LOS ANGELES—Three alleged gang members who prosecutors say set a 1993 fire to retaliate against a building manager’s attempt to quell drug sales have been charged with murder in connection with the blaze that tore through a Los Angeles apartment building filled with poor immigrants, killing seven children, three women and two late-term fetuses.
Ramiro Valerio, 43, of Palmdale, and Joseph Monge, 41, of Montebello were arrested Feb. 3. Along with Johanna Lopez, 51, they were charged Tuesday with 12 counts of murder and other charges, according to the Los Angeles County district attorney’s office. The three were expected to be arraigned Tuesday afternoon, and it wasn’t immediately clear if they had attorneys who could comment on the allegations.
The May 3, 1993, fire was set as revenge after a new apartment manager tried to stop rampant drug dealing in the building, according to authorities.
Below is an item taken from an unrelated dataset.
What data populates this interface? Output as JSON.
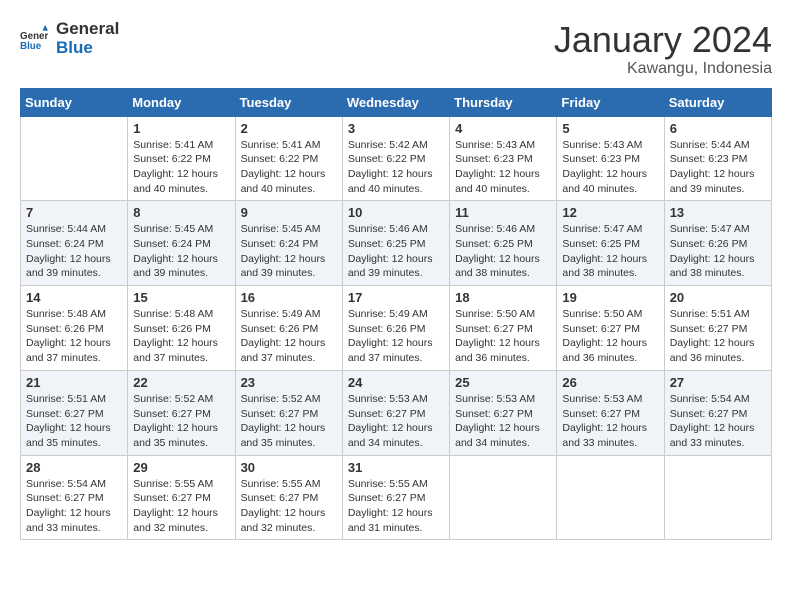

Prosecutors said that as the manager was moving into a second-floor apartment in the three-story, 40-unit apartment building in Los Angeles’ Westlake neighborhood, someone set her mattress—which was left in the hallway—ablaze, causing fire and smoke to spread throughout the apartment complex.
The building’s residents, nearly all of them immigrants from Mexico, El Salvador and Guatemala, tried to escape by jumping from windows and climbing down bed sheets tied to balconies. Neighbors also formed a human chain to pass down children from upper floors. Other children were dropped from balconies into waiting hands.
Prosecutors said the 10 people who were killed included: 24-year-old Olga Leon and her three children, ages 4 to 7; 29-year-old Alejandrina Roblero and her three young children who were between 6 and 11 years old; 21-year-old Rosalia Ruiz; and a one-year-old child, Lancy Mateo. Both Leon and Ruiz were pregnant when they died, prosecutors said. Court papers said two of the murder charges the suspects face relate to the women’s unborn fetuses.
Two men were charged in the 1990s in connection with the fire, but the cases against them were eventually dropped for a lack of evidence.
Prosecutors said Valerio, Monge and Lopez would be eligible for the death penalty if they are convicted, but prosecutors have not yet said whether they will pursue capital punishment in the case.